Ponchatoula overpowers Ruston late in Division I semifinal

Senior Braylan McNeal finished with 16 points and 17 rebounds as head coach Ryan Bond looks on (Photo credit: Reggie McLeroy)

By T. Scott Boatright

LAKE CHARLES – It all came down to the play in the paint for second-seeded Ruston and third-seeded Ponchatoula as they battled for a title game berth in semifinals action Thursday night of the Division I Boys Basketball bracket at Burton Coliseum in Lake Charles.

And Ponchtoula proved to be strong in the post as the Green Wave used a fourth-quarter surge to roll to a 62-55 win over the Bearcats, denying Ruston its first chance at a state hoops title in 35 years. 

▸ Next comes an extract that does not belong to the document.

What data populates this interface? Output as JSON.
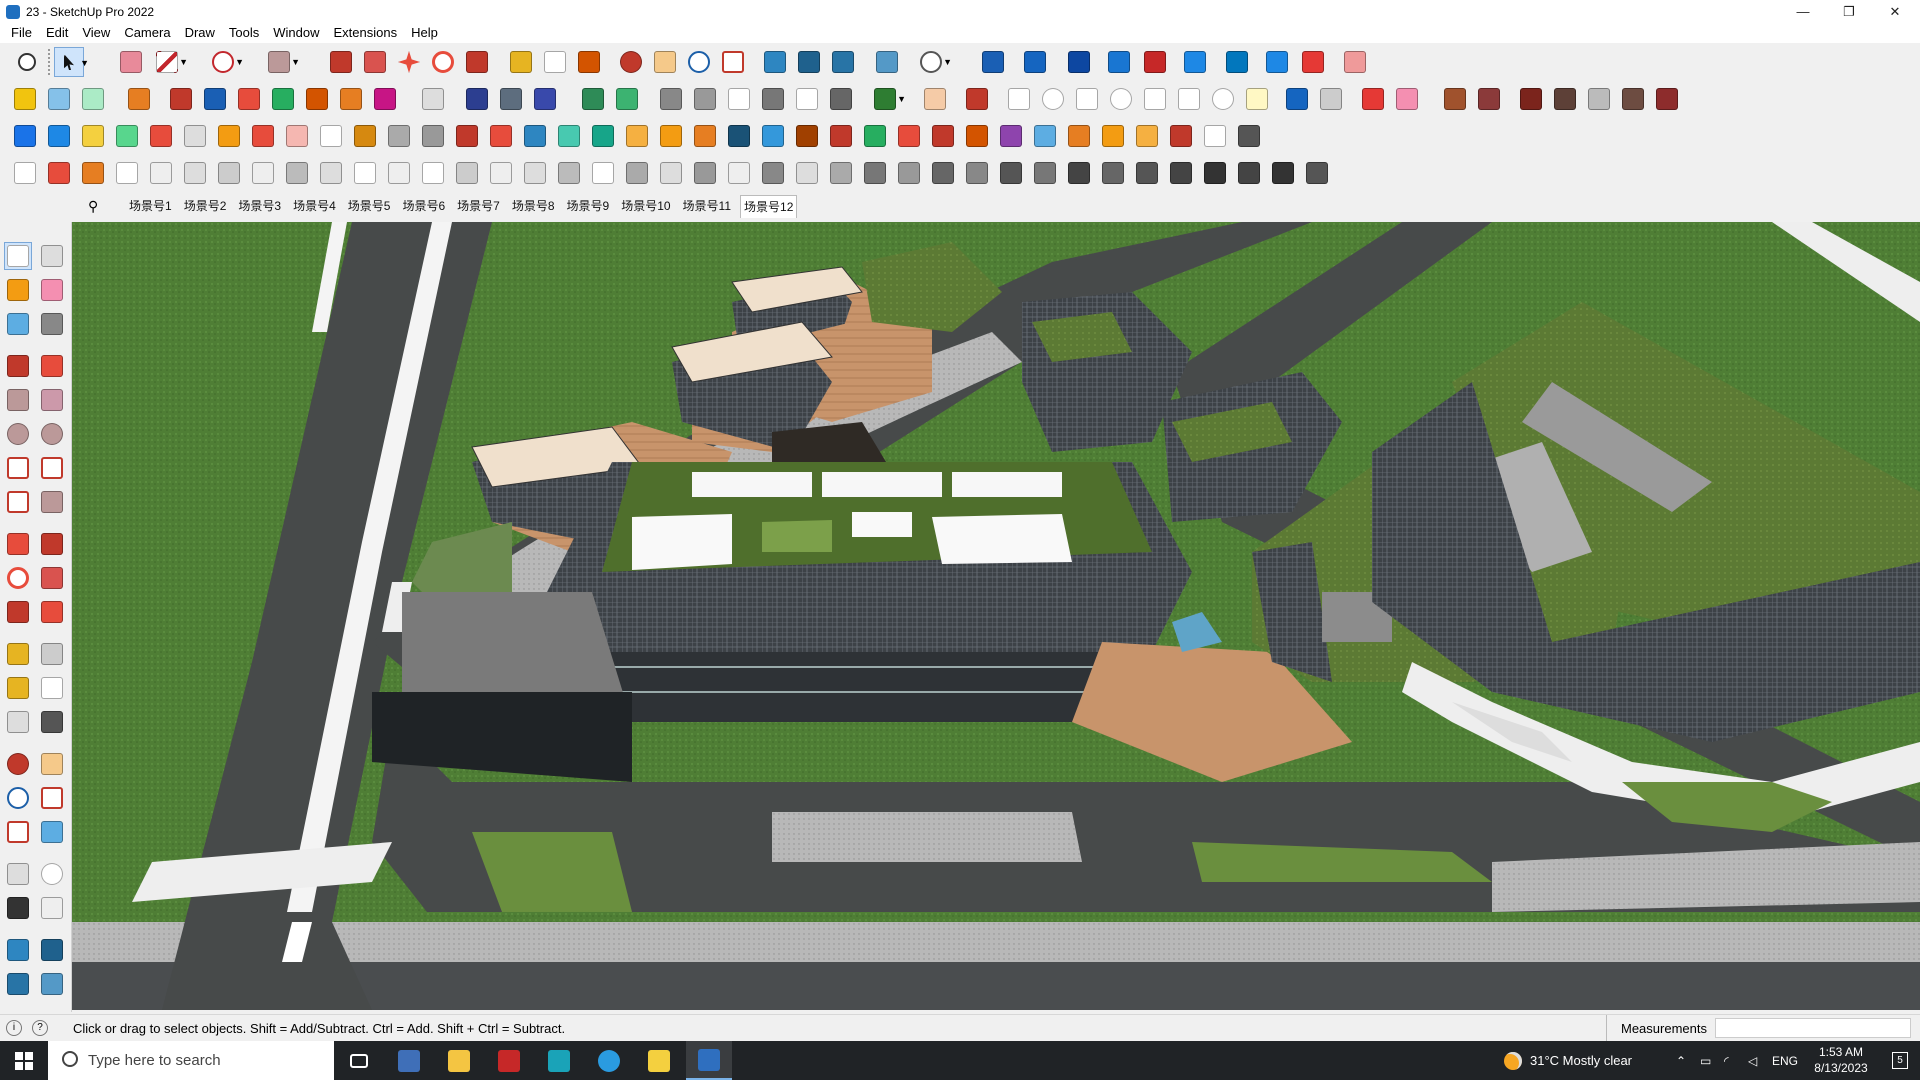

Ponchtoula’s Allen Graves took over inside, totaling 20 points and 19 rebounds – 11 on the offensive side of the court – while adding four blocked shots and seven assists.

The 6-9 Graves, who comes from a basketball family as the younger brother to former LSU men’s player Marshall Graves and current Auburn women’s player Amoura Graves, was simply unstoppable inside. 

“Graves was a huge factor on the offensive glass,” Bond said. “I thought that was the difference in the ballgame right there. When you get (only) 11 offensive rebounds, and then the charges against us, that’s something that’s been our bugaboo all year. That’s something we worked on, so you can put it on me. Boxing out, that’s something we’ll continue to work on moving forward. But I’m still proud of this team.”

Meanwhile Ruston, who had used the 3-point shot to reach the semifinals, suddenly went cold from outside against the Green Wave, hitting on only three-of-10 shots from long distance.

“In our previous two games we made 10 threes each game,” Bond said. “In the second round against East St. John and against Barbe (in the quarterfinals), we made 10 threes. Our good shooters – they didn’t have a good night. And that’s part of it. But if we clean up the offensive rebounds, if we don’t have six or seven charges, because once you get those charges they’re in the paint, so those are conceivably layups.”

But Ruston still kept things tight for much of the contest.

The Bearcats stayed within four points of the Green Wave throughout the first half, and tied things up heading into the second stanza on a Joran Parker layup with 17.5 seconds remaining in the opening quarter.

And things went the same way in that second period, with Ponchatoula twice building as much as a four-point advantage before the Bearcats battled back.

Ruston trailed 25-21 with 1:16 left in the second quarter. But Aidan Anding stopped and popped a jumper with 30.5 seconds remaining in the stanza before Braylan McNeal slammed home an Alley-Oop dunk with 2.1 seconds on the clock to send the teams into the locker rooms at halftime tied at 25-25.

“Bray was a big factor for our team,” said RHS junior Lonnie Dimmer about McNeal, who finished with 16 points and 17 rebounds. “He’s our go-to guy, our senior. Our only senior. I feel like we – the guys coming back – we have to step up next year. I feel like we’re going to be back next year.”

“The experience will help us because we’ll be used to it,” Dimmer said. “This was our first year, the first in 35 years, making it this far. We weren’t even expecting to make it this far.”

And again in the third quarter Ponchatoula managed no more than a four-point lead at 32-28 on a Graves dunk with 3:18 left before the fourth quarter until a free throw with 1:43 remaining put the Green Wave on top 37-35

A three-point play by McNeal on a layup and free throw cut Ponchtoula’s lead to 37-35 heading into the fourth quarter.

And that’s when the Green Wave used a flood of free throws to decide things, hitting 19 consecutive throws before finally missing one with 9.1 seconds remaining.

Ponchatoula finished with a 92 free-throw percentage, hitting on 25-of-27 shots from the charity stripe.

“When you put them at the line – and I know we had to foul some at the end – when you put them at the line like that, and it didn’t come down to the referees, I disagreed with a call or two but thought they did a fair job. But when they’re knocking down their free throws like they did, and we didn’t shoot bad from the line – 20-of-21 – that makes it tough.”

After the game, Bond remained strong and encouraged his team to do the same.

“The kids, what they’ve done this year, I told them in the locker room afterwards that this is the first time in 35 years that a Ruston High School team has been to the Final Four,” Bond said. “There’s been a lot of good players come through Ruston High School since 1988. And there are some good players in that locker room. 

“There are some good players coming back – Braylan McNeal is the only senior we have. He’s been tremendous for our program, one of the all time greats at Ruston High. We’ve had a lot of players come through here the last 35 years – Division I players. Professional athletes. And they didn’t get here. So these kids can hold their heads high.”